COVID-19 disrupts bivalve production and trade


Last year was very positive for bivalve consumption worldwide, with good demand and generally higher prices. However, COVID-19 changed this picture completely. In early 2020 the Chinese market broke off, and in the coming months European countries and the United States of America followed suit. At present, bivalve trade is almost none existent, with growers keeping the bivalves in the water, hoping for a better trade environment in the second half of the year. In many countries, bivalve growers have requested government assistance for business losses.


World mussel trade was stable in 2019 remaining at the levels reached in 2018. Some 370 000 tonnes entered international trade, on par with the corresponding 2018 figure. The main importing countries were France, the Netherlands and Italy. On the export side, Chile is dominating the market, with 76 000 tonnes exported in 2019. Chilean mussel producers had to cope with the civil unrest in the country on top of COVID-19, all of which has caused normal economic activities and logistics to cease.Lower mussel sales were reported in Chile in the last quarter of the year, as social conflict affected trade performance. In fact, exports of mussels from Chile were 9 000 tonnes in the last quarter of 2019, 4 000 tonnes less than in the same period of 2018. 

The European Union is one of the main markets for live mussels, but imports decreased in 2019. Some 216 000 tonnes were imported by the European Union last year, which is 4 000 tonnes lower than in 2018.


Christmas sales in 2019 of oysters were very strong, even exceeding expectations. Prices went up greatly, as supplies were difficult, especially in France. Oyster trade declined slightly in 2019. Some 70 500 tonnes entered international trade in 2019, some 7 percent less than in 2018. France was the main exporting country, even reporting some increase in sales, despite the disease problems experienced by its oyster producers.

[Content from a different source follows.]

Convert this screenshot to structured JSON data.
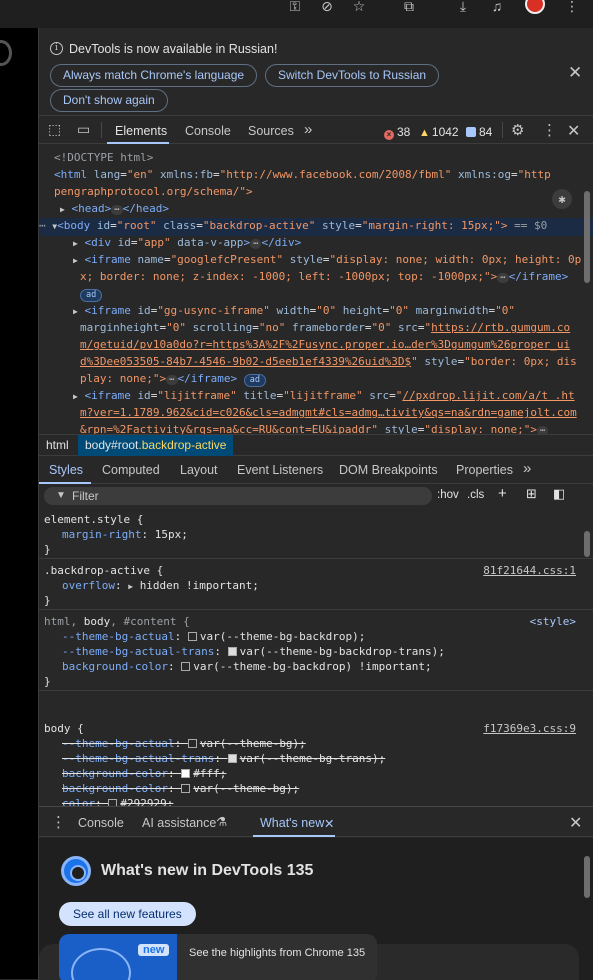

At the end of 2019, there was a very negative impact on French oyster growers following the norovirus problems which negatively affected sales. In the first four months of 2020, the oyster market felt the impact of COVID-19. Easter, which is normally a main sales period for oyster consumption, reported bleak demand for oyster, far lower than in recent years. In addition, most oyster consumption occurs in restaurants, which are all closed in Europe at the moment.


International trade of clams is concentrated in the Asian market, with Japan and the Republic of Korea as main markets and China as the main supplier. In 2019, trade in clams reached 291 000 tonnes, a 4 percent increase over 2018. In Europe, trade is almost absent, as the domestic markets are supplied by national producers. Clams are mainly used in restaurant trade in southern Europe, but due to COVID-19 restaurant closures, there was practically no demand for this product in early 2020.


International trade in scallops is rather limited, not exceeding 150 000 tonnes per year. China is both the main importer and exporter. Total world trade was 170 000 tonnes in 2019, more or less on  par with the 2018 trade. China represents 40 percent of scallop imports and 33 percent of scallop exports.

In 2019, Peru came back as a main scallop exporter, after four rather difficult years. In 2019, some 10 000 tonnes of scallops were exported from Peru, which is 40 percent more than in 2018, and three times the low 2017 figures. Scallop production in Peru had been affected by a strong El Niño in 2016 and 2017. Some US scallop producing companies that concentrate on the Chinese and Hong Kong SAR market have reported sharp declines in 2020 orders and this trade is unlikely to recover in the near future.


Worldwide, producers have initiated longer grow times for their bivalves and are not restocking aquaculture areas. As a result, supply will be far lower than compared with normal production years. The complete closing of the restaurant trade all over Europe has led to the disappearance of normal demand for fresh and live bivalves. Prices are low, and aquaculture companies are closing down, waiting for government support in order to survive.

The gross domestic product in southern Europe is forecasted to decline at least in the first half of the year, and demand for bivalves will suffer from this. The normal tourist season in summer months will not materialize, leading to very low bivalve consumption, likely only 10-20 percent of normal consumption during these months.

In the longer term, many small-size production and trading companies in Europe, Asia and the United States of America are unlikely to reopen their business until 2021, and some may not survive the dire economic impacts of COVID-19 at all.

Share this page